Playing catch-up with J&J, Sanofi taps Blackstone for $300M to fund pivotal trial of subcutaneous Sarclisa

Sanofi has turned to Blackstone Life Sciences for help developing a subcutaneous formulation of multiple myeloma drug Sarclisa. Blackstone is putting up $300 million to fund development of the formulation in return for a chance to receive royalties on future subcutaneous sales.

Sarclisa came to market in 2020, leaving Sanofi facing the question of how to make up for the five-year head start it had ceded to Johnson & Johnson’s rival anti-CD38 antibody Darzalex. J&J rammed home its advantage shortly after the FDA approval of Sarclisa by securing authorization of a subcutaneous shot of its blockbuster cancer medicine.

Sanofi began a phase 1 trial of a subcutaneous formulation of Sarclisa in 2019. Now, with a pivotal trial looming into view, the French Big Pharma company has brought on outside investment to fund the next steps in its development program.

Blackstone’s $300 million commitment will fund a pivotal study that is due to start in the second half of the year. Sanofi is yet to say what percentage of subcutaneous sales Blackstone has secured in return for the outlay. 

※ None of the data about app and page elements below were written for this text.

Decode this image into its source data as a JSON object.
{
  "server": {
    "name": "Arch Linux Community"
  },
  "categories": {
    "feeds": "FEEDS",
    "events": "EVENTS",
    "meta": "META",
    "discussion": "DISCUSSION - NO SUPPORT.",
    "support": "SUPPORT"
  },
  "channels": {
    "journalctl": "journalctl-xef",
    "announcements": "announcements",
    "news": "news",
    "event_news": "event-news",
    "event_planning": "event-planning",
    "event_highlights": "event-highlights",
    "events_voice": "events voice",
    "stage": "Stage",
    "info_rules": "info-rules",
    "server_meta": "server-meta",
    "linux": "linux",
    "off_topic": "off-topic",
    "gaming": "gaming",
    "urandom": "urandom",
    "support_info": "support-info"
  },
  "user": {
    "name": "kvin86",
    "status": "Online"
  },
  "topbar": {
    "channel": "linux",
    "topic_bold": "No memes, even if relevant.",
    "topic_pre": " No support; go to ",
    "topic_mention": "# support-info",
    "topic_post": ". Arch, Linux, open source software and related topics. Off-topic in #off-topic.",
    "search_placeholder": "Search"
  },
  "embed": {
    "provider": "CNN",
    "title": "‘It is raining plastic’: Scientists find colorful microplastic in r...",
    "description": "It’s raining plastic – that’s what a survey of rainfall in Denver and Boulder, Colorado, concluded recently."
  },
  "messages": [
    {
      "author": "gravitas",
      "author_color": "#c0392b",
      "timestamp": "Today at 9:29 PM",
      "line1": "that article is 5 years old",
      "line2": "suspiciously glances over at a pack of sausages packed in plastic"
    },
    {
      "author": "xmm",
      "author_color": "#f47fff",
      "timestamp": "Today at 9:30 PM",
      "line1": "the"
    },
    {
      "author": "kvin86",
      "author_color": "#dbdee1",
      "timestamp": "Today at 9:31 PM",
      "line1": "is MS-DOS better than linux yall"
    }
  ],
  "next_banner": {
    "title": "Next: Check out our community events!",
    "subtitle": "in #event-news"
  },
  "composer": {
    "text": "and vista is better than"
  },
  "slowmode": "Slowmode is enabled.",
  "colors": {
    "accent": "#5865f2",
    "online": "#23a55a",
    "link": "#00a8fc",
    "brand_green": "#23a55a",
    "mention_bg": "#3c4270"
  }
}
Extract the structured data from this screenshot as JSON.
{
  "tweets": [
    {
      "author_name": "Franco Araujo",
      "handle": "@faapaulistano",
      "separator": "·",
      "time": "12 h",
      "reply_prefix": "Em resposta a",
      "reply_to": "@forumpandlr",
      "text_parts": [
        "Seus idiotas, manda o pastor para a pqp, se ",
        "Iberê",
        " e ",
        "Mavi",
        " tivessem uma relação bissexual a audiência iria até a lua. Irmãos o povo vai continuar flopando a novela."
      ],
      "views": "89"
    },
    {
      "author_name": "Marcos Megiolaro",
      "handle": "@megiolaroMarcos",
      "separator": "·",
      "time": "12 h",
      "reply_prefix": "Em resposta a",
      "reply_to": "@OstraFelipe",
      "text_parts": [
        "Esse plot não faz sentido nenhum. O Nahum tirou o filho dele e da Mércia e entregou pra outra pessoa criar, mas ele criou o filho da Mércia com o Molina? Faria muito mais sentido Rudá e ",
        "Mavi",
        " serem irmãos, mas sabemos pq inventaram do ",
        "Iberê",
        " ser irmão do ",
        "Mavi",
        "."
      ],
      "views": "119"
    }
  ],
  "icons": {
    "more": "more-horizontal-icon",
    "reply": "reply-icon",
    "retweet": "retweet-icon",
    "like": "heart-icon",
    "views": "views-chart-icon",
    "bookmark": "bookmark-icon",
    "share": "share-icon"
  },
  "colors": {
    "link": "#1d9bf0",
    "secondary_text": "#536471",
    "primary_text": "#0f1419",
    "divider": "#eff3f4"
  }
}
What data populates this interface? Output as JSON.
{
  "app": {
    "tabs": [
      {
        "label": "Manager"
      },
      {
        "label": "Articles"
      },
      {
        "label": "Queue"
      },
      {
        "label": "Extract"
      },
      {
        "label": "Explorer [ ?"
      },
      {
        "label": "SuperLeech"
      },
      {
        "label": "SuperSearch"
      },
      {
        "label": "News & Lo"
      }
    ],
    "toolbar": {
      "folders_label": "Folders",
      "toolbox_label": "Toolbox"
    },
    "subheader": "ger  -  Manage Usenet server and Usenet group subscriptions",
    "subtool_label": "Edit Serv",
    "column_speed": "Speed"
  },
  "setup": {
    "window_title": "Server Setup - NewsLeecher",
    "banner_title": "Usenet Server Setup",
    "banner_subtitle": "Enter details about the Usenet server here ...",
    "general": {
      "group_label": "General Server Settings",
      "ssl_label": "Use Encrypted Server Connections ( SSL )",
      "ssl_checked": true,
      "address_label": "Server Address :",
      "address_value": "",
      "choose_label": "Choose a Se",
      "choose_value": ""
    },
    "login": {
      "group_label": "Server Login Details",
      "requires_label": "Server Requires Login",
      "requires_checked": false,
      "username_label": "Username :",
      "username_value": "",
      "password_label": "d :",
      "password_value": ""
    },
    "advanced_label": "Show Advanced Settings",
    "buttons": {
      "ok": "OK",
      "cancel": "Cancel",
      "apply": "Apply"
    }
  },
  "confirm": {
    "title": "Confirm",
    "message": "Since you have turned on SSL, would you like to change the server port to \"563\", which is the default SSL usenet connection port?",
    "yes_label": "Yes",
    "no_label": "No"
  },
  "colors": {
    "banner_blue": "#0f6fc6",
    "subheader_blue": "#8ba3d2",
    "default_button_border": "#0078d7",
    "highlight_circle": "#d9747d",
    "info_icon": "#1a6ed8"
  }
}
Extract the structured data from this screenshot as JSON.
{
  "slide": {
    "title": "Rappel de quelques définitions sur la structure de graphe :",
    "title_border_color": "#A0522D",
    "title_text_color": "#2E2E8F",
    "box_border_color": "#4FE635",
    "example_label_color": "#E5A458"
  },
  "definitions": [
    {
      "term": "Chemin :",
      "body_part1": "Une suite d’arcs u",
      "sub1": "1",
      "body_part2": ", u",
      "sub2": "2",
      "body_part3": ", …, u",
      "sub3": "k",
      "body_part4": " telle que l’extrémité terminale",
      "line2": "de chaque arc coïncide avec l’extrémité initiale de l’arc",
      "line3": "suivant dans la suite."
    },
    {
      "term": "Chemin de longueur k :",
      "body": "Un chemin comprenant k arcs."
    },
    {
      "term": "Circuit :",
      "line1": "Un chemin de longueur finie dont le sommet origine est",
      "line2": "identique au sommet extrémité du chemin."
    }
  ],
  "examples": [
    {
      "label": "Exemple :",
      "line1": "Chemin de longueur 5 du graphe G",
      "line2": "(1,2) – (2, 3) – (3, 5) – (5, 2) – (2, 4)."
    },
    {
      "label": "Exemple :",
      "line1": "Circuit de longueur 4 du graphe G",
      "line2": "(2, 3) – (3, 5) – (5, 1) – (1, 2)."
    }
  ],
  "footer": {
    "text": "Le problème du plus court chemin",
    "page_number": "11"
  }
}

The formulation is a product of Sanofi’s collaboration with Enable Injections, a medtech company that recently reeled in $215 million to fund work on its subcutaneous drug delivery system. Enable Injections’ device, enFuse, consists of a wearable drug delivery disc and a system for transferring the drug from its original vessel.

Sanofi partnered with Enable Injections in 2019, around the time the phase 1 trial of the subcutaneous Sarclisa formulation started, but, at that time, it opted against disclosing which of its treatments are covered by the multiproduct deal. 

Working with Enable Injections provides Sanofi with a potential point of differentiation versus Darzalex Faspro, the subcutaneous formulation of J&J’s blockbuster multiple myeloma drug. Darzalex Faspro is given as an injection that takes three to five minutes to administer. Patients initially need to receive the injection every week, although over time the schedule extends to up to every four weeks.